The problem
Return every line of the records that includes the string "views".

Stored data

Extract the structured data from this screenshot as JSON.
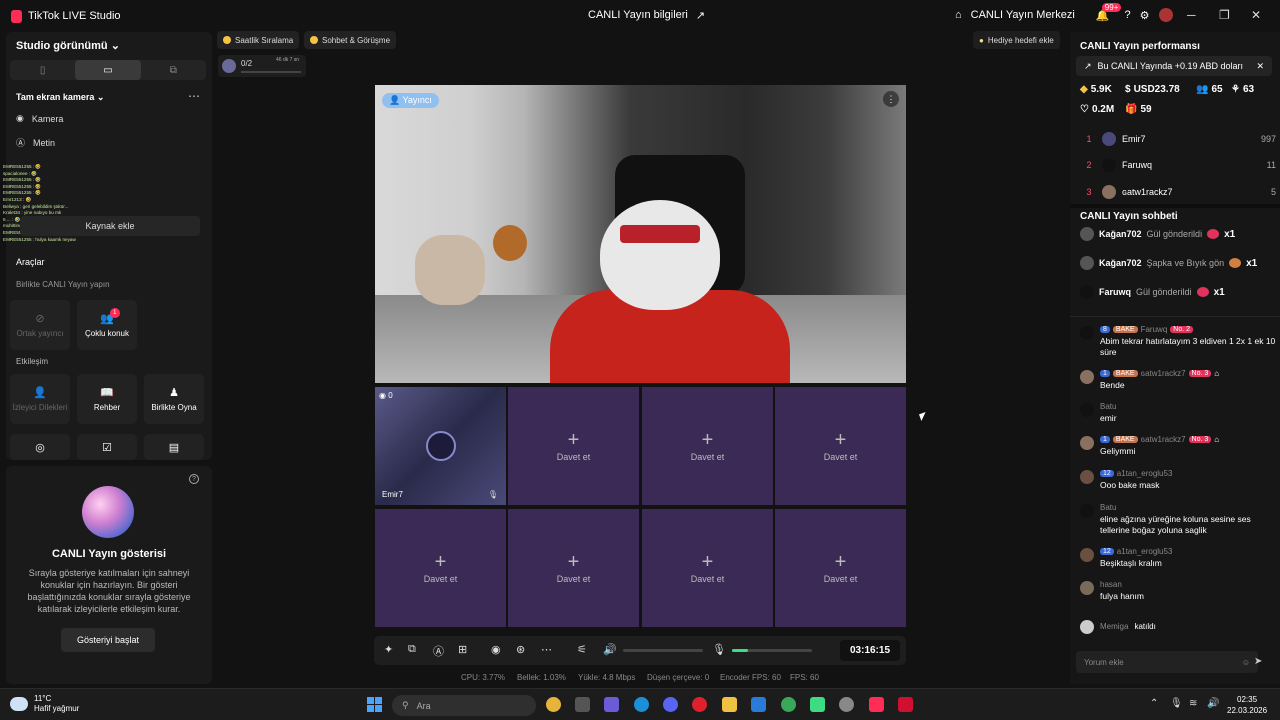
{
  "titlebar": {
    "app_name": "TikTok LIVE Studio",
    "center_title": "CANLI Yayın bilgileri",
    "live_center": "CANLI Yayın Merkezi",
    "notif_badge": "99+"
  },
  "left": {
    "studio_view": "Studio görünümü",
    "scene": "Tam ekran kamera",
    "sources": [
      {
        "icon": "camera-icon",
        "label": "Kamera"
      },
      {
        "icon": "text-icon",
        "label": "Metin"
      }
    ],
    "add_source": "Kaynak ekle",
    "chat_log": [
      "EMRE551255 : 🤣",
      "spacialonee : 🤣",
      "EMRE551255 : 🤣",
      "EMRE551255 : 🤣",
      "EMRE551255 : 🤣",
      "Emr1213 : 🤣",
      "Beliwya : geri gelebildim şükür...",
      "Kralet34 : yine nabıyo bu mk",
      "5 ... : 🤣 ... noluyo",
      "muhittinceli : noliyo",
      "EMRE551255 : bunu bende gördüm olm",
      "EMRE551255 : hulya kaamk neyaw"
    ],
    "tools": "Araçlar",
    "play_together_hint": "Birlikte CANLI Yayın yapın",
    "interaction": "Etkileşim",
    "tiles": [
      {
        "label": "Ortak yayıncı"
      },
      {
        "label": "Çoklu konuk",
        "badge": "1"
      },
      {
        "label": "İzleyici Dilekleri"
      },
      {
        "label": "Rehber"
      },
      {
        "label": "Birlikte Oyna"
      }
    ]
  },
  "show": {
    "title": "CANLI Yayın gösterisi",
    "desc": "Sırayla gösteriye katılmaları için sahneyi konuklar için hazırlayın. Bir gösteri başlattığınızda konuklar sırayla gösteriye katılarak izleyicilerle etkileşim kurar.",
    "button": "Gösteriyi başlat"
  },
  "pills": {
    "hourly": "Saatlik Sıralama",
    "chat": "Sohbet & Görüşme",
    "gift_goal": "Hediye hedefi ekle",
    "progress": "0/2",
    "progress_time": "46 dk 7 sn"
  },
  "video": {
    "host_badge": "Yayıncı"
  },
  "guests": {
    "name": "Emir7",
    "count": "0",
    "invite": "Davet et"
  },
  "controls": {
    "timer": "03:16:15",
    "mic_level": 0.2
  },
  "stats": [
    {
      "label": "CPU: 3.77%"
    },
    {
      "label": "Bellek: 1.03%"
    },
    {
      "label": "Yükle: 4.8 Mbps"
    },
    {
      "label": "Düşen çerçeve: 0"
    },
    {
      "label": "Encoder FPS: 60"
    },
    {
      "label": "FPS: 60"
    }
  ],
  "right": {
    "perf_title": "CANLI Yayın performansı",
    "promo": "Bu CANLI Yayında +0.19 ABD doları",
    "metrics": {
      "diamonds": "5.9K",
      "usd": "USD23.78",
      "viewers": "65",
      "followers": "63",
      "likes": "0.2M",
      "gifts": "59"
    },
    "ranking": [
      {
        "rank": "1",
        "name": "Emir7",
        "val": "997"
      },
      {
        "rank": "2",
        "name": "Faruwq",
        "val": "11"
      },
      {
        "rank": "3",
        "name": "ɢatw1rackz7",
        "val": "5"
      }
    ],
    "chat_title": "CANLI Yayın sohbeti",
    "gift_events": [
      {
        "user": "Kağan702",
        "text": "Gül gönderildi",
        "mult": "x1"
      },
      {
        "user": "Kağan702",
        "text": "Şapka ve Bıyık gön",
        "mult": "x1"
      },
      {
        "user": "Faruwq",
        "text": "Gül gönderildi",
        "mult": "x1"
      }
    ],
    "messages": [
      {
        "lvl": "8",
        "bake": "BAKE",
        "user": "Faruwq",
        "no": "No. 2",
        "text": "Abim tekrar hatırlatayım 3 eldiven 1 2x 1 ek 10 süre"
      },
      {
        "lvl": "1",
        "bake": "BAKE",
        "user": "ɢatw1rackz7",
        "no": "No. 3",
        "text": "Bende"
      },
      {
        "user": "Batu",
        "text": "emir"
      },
      {
        "lvl": "1",
        "bake": "BAKE",
        "user": "ɢatw1rackz7",
        "no": "No. 3",
        "text": "Geliymmi"
      },
      {
        "lvl": "12",
        "user": "a1tan_eroglu53",
        "text": "Ooo bake mask"
      },
      {
        "user": "Batu",
        "text": "eline ağzına yüreğine koluna sesine ses tellerine boğaz yoluna saglik"
      },
      {
        "lvl": "12",
        "user": "a1tan_eroglu53",
        "text": "Beşiktaşlı kralım"
      },
      {
        "user": "hasan",
        "text": "fulya hanım"
      },
      {
        "user": "Memiga",
        "text": "katıldı"
      }
    ],
    "comment_placeholder": "Yorum ekle"
  },
  "taskbar": {
    "temp": "11°C",
    "weather": "Hafif yağmur",
    "search": "Ara",
    "time": "02:35",
    "date": "22.03.2026"
  }
}
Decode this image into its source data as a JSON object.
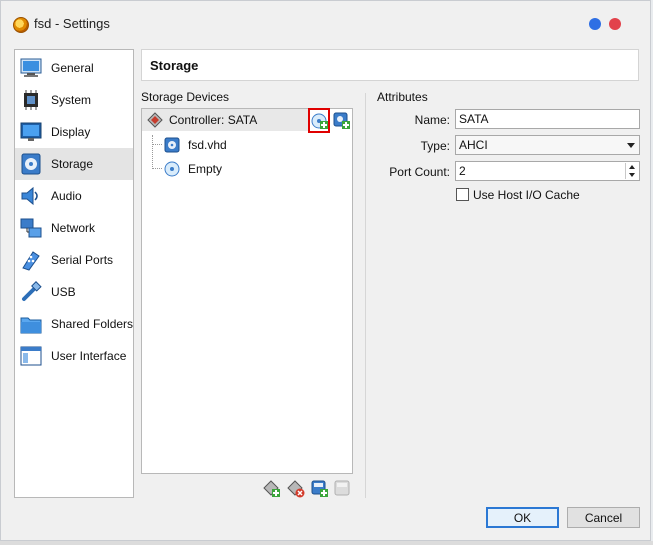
{
  "window": {
    "title": "fsd - Settings"
  },
  "sidebar": {
    "items": [
      {
        "label": "General",
        "icon": "general-icon"
      },
      {
        "label": "System",
        "icon": "system-icon"
      },
      {
        "label": "Display",
        "icon": "display-icon"
      },
      {
        "label": "Storage",
        "icon": "storage-icon",
        "selected": true
      },
      {
        "label": "Audio",
        "icon": "audio-icon"
      },
      {
        "label": "Network",
        "icon": "network-icon"
      },
      {
        "label": "Serial Ports",
        "icon": "serial-ports-icon"
      },
      {
        "label": "USB",
        "icon": "usb-icon"
      },
      {
        "label": "Shared Folders",
        "icon": "shared-folders-icon"
      },
      {
        "label": "User Interface",
        "icon": "user-interface-icon"
      }
    ]
  },
  "page": {
    "title": "Storage"
  },
  "storage_devices": {
    "heading": "Storage Devices",
    "controller": {
      "label": "Controller: SATA"
    },
    "attachments": [
      {
        "label": "fsd.vhd",
        "icon": "hard-disk-icon"
      },
      {
        "label": "Empty",
        "icon": "optical-disc-icon"
      }
    ]
  },
  "attributes": {
    "heading": "Attributes",
    "name_label": "Name:",
    "name_value": "SATA",
    "type_label": "Type:",
    "type_value": "AHCI",
    "port_count_label": "Port Count:",
    "port_count_value": "2",
    "host_io_cache_label": "Use Host I/O Cache",
    "host_io_cache_checked": false
  },
  "footer": {
    "ok_label": "OK",
    "cancel_label": "Cancel"
  },
  "colors": {
    "accent": "#2b78d4",
    "highlight": "#e00000",
    "dot_blue": "#2f6fe4",
    "dot_red": "#e2424b"
  }
}
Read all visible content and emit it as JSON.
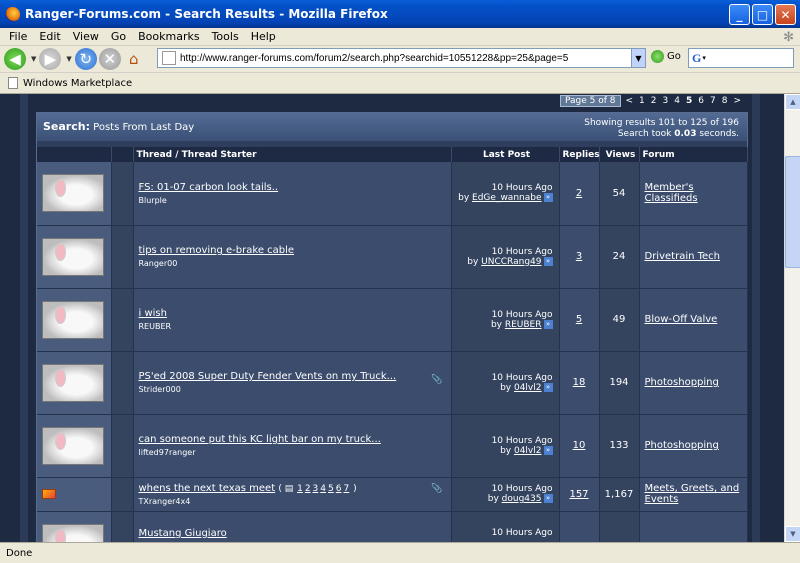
{
  "window": {
    "title": "Ranger-Forums.com - Search Results - Mozilla Firefox"
  },
  "menu": [
    "File",
    "Edit",
    "View",
    "Go",
    "Bookmarks",
    "Tools",
    "Help"
  ],
  "toolbar": {
    "url": "http://www.ranger-forums.com/forum2/search.php?searchid=10551228&pp=25&page=5",
    "go_label": "Go",
    "search_placeholder": ""
  },
  "bookmarks": [
    {
      "label": "Windows Marketplace"
    }
  ],
  "pagination": {
    "current_label": "Page 5 of 8",
    "prev": "<",
    "pages": [
      "1",
      "2",
      "3",
      "4",
      "5",
      "6",
      "7",
      "8"
    ],
    "current": "5",
    "next": ">"
  },
  "results": {
    "title_bold": "Search:",
    "title_rest": "Posts From Last Day",
    "showing": "Showing results 101 to 125 of 196",
    "took_prefix": "Search took",
    "took_value": "0.03",
    "took_suffix": "seconds.",
    "headers": {
      "thread": "Thread / Thread Starter",
      "last_post": "Last Post",
      "replies": "Replies",
      "views": "Views",
      "forum": "Forum"
    },
    "rows": [
      {
        "title": "FS: 01-07 carbon look tails..",
        "starter": "Blurple",
        "time": "10 Hours Ago",
        "by": "EdGe_wannabe",
        "replies": "2",
        "views": "54",
        "forum": "Member's Classifieds"
      },
      {
        "title": "tips on removing e-brake cable",
        "starter": "Ranger00",
        "time": "10 Hours Ago",
        "by": "UNCCRang49",
        "replies": "3",
        "views": "24",
        "forum": "Drivetrain Tech"
      },
      {
        "title": "i wish",
        "starter": "REUBER",
        "time": "10 Hours Ago",
        "by": "REUBER",
        "replies": "5",
        "views": "49",
        "forum": "Blow-Off Valve"
      },
      {
        "title": "PS'ed 2008 Super Duty Fender Vents on my Truck...",
        "starter": "Strider000",
        "time": "10 Hours Ago",
        "by": "04lvl2",
        "replies": "18",
        "views": "194",
        "forum": "Photoshopping"
      },
      {
        "title": "can someone put this KC light bar on my truck...",
        "starter": "lifted97ranger",
        "time": "10 Hours Ago",
        "by": "04lvl2",
        "replies": "10",
        "views": "133",
        "forum": "Photoshopping"
      },
      {
        "title": "whens the next texas meet",
        "starter": "TXranger4x4",
        "pages": [
          "1",
          "2",
          "3",
          "4",
          "5",
          "6",
          "7"
        ],
        "time": "10 Hours Ago",
        "by": "doug435",
        "replies": "157",
        "views": "1,167",
        "forum": "Meets, Greets, and Events"
      },
      {
        "title": "Mustang Giugiaro",
        "starter": "",
        "time": "10 Hours Ago",
        "by": "",
        "replies": "",
        "views": "",
        "forum": ""
      }
    ]
  },
  "status": {
    "text": "Done"
  }
}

Task response
      "views": "Views",
        "views": "54",
        "views": "24",
        "views": "49",
        "views": "194",
        "views": "133",
        "views": "1,167",
        "views": "",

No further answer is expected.